Do you have to be married or in a relationship to see a Marriage and Family Therapist?
Does my partner have to come with me to go through marital or couple therapy?
No. Although having your partner involved in the sessions often increases efficiency, you can benefit from talking about the relationship without them. Therapy is mainly focused on your goals and what you can work on personally, as opposed to trying to change your partner. However, when you make personal changes it can impact the relationship in a positive way as well.
How much am I investing?
After a free, 20-minute phone consultation, services start with an initial investment of $200 for a 75-minute intake meeting. If we agree that working together could benefit you, an individual session is $120 and a marital session is $145. Each session lasts 45-50 minutes. I am a provider for a number of different insurance plans. Whether or not services are covered by your insurance plan is based on your specific policy. Because of decreased privacy and restrictions on treatment decisions, many clients choose not to use their insurance.
Does insurance cover therapy?
It depends on the issue and your specific benefits. However, there a few things that all insurance companies have in common. First, they often do not cover marital or couple therapy. Insurance companies only cover what they consider medically-necessary expenses. They generally consider marital therapy to be an elective procedure.
Second, insurance companies only cover procedures with an eligible diagnosis. That means if the challenges you’re experiencing don’t meet the criteria for a psychiatric diagnosis, they do not cover those services.
Are there disadvantages to using my insurance?
There are some benefits to using insurance, namely the reduced cost of paying only a copay or coinsurance. There are some drawbacks to using insurance that you need to be aware of as well.
First, your health information is not completely private. Once an insurance bill is submitted, I can’t guarantee the confidentiality of your information. Your diagnosis, dates of service, and type of therapy become part of your permanent health record. This record can be shared between healthcare professionals involved in your care. In addition, it is possible that any diagnostic information can be utilized in the future, such as life or disability insurance applications or employment considerations, such as security clearances and licensures.
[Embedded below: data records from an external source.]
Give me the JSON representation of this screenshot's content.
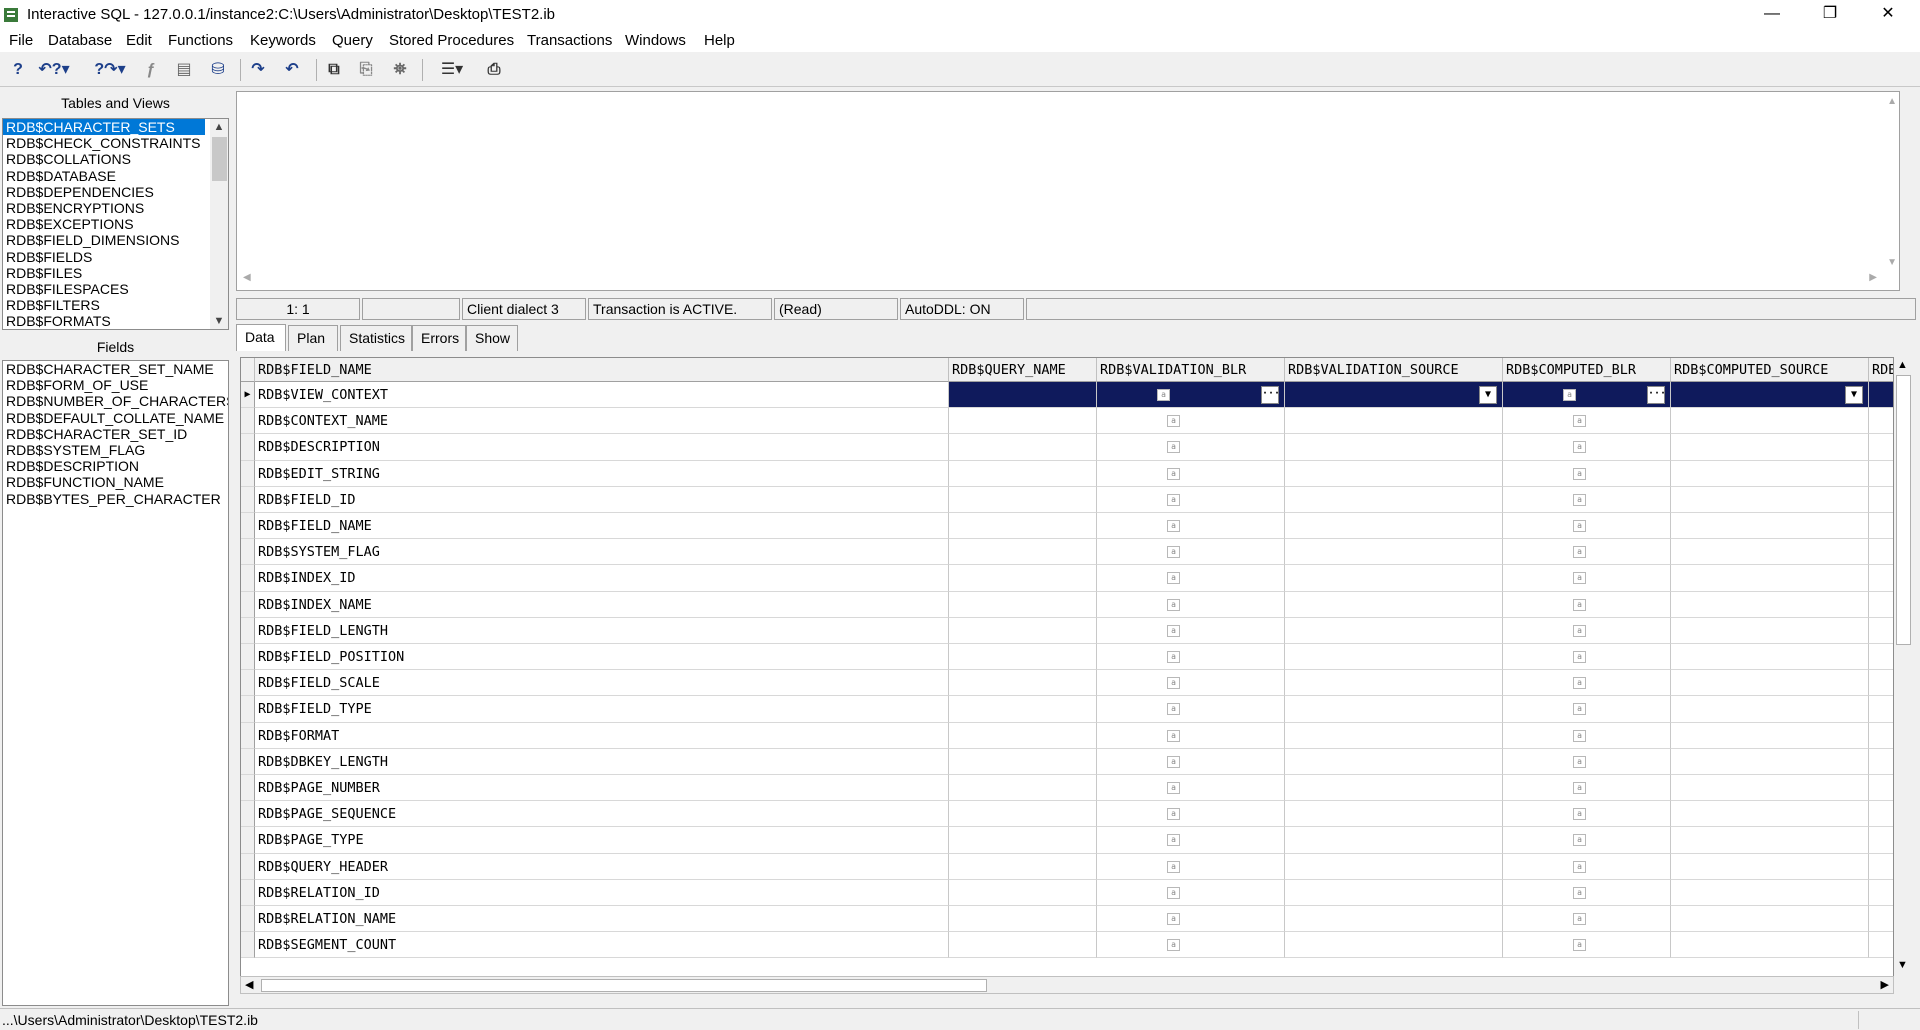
{
  "window": {
    "title": "Interactive SQL - 127.0.0.1/instance2:C:\\Users\\Administrator\\Desktop\\TEST2.ib",
    "minimize": "—",
    "restore": "❐",
    "close": "✕"
  },
  "menu": [
    "File",
    "Database",
    "Edit",
    "Functions",
    "Keywords",
    "Query",
    "Stored Procedures",
    "Transactions",
    "Windows",
    "Help"
  ],
  "toolbar": {
    "icons": [
      "help-icon",
      "help-prev-icon",
      "help-next-icon",
      "function-icon",
      "notepad-icon",
      "database-icon",
      "redo-icon",
      "undo-icon",
      "run-icon",
      "copy-icon",
      "binoculars-icon",
      "properties-icon",
      "print-icon"
    ]
  },
  "tables_panel": {
    "header": "Tables and Views",
    "items": [
      "RDB$CHARACTER_SETS",
      "RDB$CHECK_CONSTRAINTS",
      "RDB$COLLATIONS",
      "RDB$DATABASE",
      "RDB$DEPENDENCIES",
      "RDB$ENCRYPTIONS",
      "RDB$EXCEPTIONS",
      "RDB$FIELD_DIMENSIONS",
      "RDB$FIELDS",
      "RDB$FILES",
      "RDB$FILESPACES",
      "RDB$FILTERS",
      "RDB$FORMATS"
    ]
  },
  "fields_panel": {
    "header": "Fields",
    "items": [
      "RDB$CHARACTER_SET_NAME",
      "RDB$FORM_OF_USE",
      "RDB$NUMBER_OF_CHARACTERS",
      "RDB$DEFAULT_COLLATE_NAME",
      "RDB$CHARACTER_SET_ID",
      "RDB$SYSTEM_FLAG",
      "RDB$DESCRIPTION",
      "RDB$FUNCTION_NAME",
      "RDB$BYTES_PER_CHARACTER"
    ]
  },
  "status": {
    "position": "1: 1",
    "empty": "",
    "dialect": "Client dialect 3",
    "transaction": "Transaction is ACTIVE.",
    "mode": "(Read)",
    "autoddl": "AutoDDL: ON"
  },
  "tabs": [
    "Data",
    "Plan",
    "Statistics",
    "Errors",
    "Show"
  ],
  "grid": {
    "columns": [
      "RDB$FIELD_NAME",
      "RDB$QUERY_NAME",
      "RDB$VALIDATION_BLR",
      "RDB$VALIDATION_SOURCE",
      "RDB$COMPUTED_BLR",
      "RDB$COMPUTED_SOURCE",
      "RDB$"
    ],
    "rows": [
      "RDB$VIEW_CONTEXT",
      "RDB$CONTEXT_NAME",
      "RDB$DESCRIPTION",
      "RDB$EDIT_STRING",
      "RDB$FIELD_ID",
      "RDB$FIELD_NAME",
      "RDB$SYSTEM_FLAG",
      "RDB$INDEX_ID",
      "RDB$INDEX_NAME",
      "RDB$FIELD_LENGTH",
      "RDB$FIELD_POSITION",
      "RDB$FIELD_SCALE",
      "RDB$FIELD_TYPE",
      "RDB$FORMAT",
      "RDB$DBKEY_LENGTH",
      "RDB$PAGE_NUMBER",
      "RDB$PAGE_SEQUENCE",
      "RDB$PAGE_TYPE",
      "RDB$QUERY_HEADER",
      "RDB$RELATION_ID",
      "RDB$RELATION_NAME",
      "RDB$SEGMENT_COUNT"
    ],
    "blob_glyph": "a",
    "ellipsis": "···",
    "dropdown": "▼",
    "row_marker": "▶"
  },
  "bottom_status": {
    "path": "...\\Users\\Administrator\\Desktop\\TEST2.ib"
  }
}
Services using insurance are also subject to quality control auditing. The information that would be requested by the insurance company includes, but is not limited to, initial assessment information, clinical notes, treatment plans and goals, dates and times of each session, and discharge summaries. Once requested, this information must be shared from your clinical file.
Second, insurance companies only cover services they consider medically necessary. As a result, I must provide a mental health diagnosis, based on the International Classification of Diseases (ICD-10) and the Diagnostic and Statistical Manual (DSM-V). Based on that diagnosis, your insurance company will decide whether to cover or deny the sessions. If they do cover the diagnosis, services must remain focused on that diagnosis only. Sometimes this can limit the flexibility of treatment.
Do you take my insurance?
I do accept a number of different insurances, such as Blue Cross/Blue Shield, United Healthcare, Aetna, and Cigna to name a few. It is a good idea to contact your insurance provider to inquire about your benefits. Not only will they be able to tell you if I am in your network, they will also be able to provide you with copay and/or deductible information.
What is my copay?
Every insurance policy is different, so the best way to find out is to contact your insurance provider to get this information.
Is therapy confidential?
Yes and no. I cannot share any information from our work together with anyone else unless compelled to do so. There are a few reasons this can happen.
First, if information regarding child abuse or neglect is disclosed to me, I am obligated to report that information to Child Protective Services. I am also obligated to report elder abuse or neglect.
Second, I am mandated to report if you disclose imminent harm towards yourself or someone else.
Third, my records are subject to subpoena. Texas does not recognize privileged communication between therapist and client, so written records can be subpoenaed by the court.
Finally, if you’re using insurance, your personal information, diagnosis, and session dates become part of your permanent health record. In addition, insurance companies are able to request a copy of the entire client record for Quality Assurance audits. I have no control over those copies once they are submitted for auditing.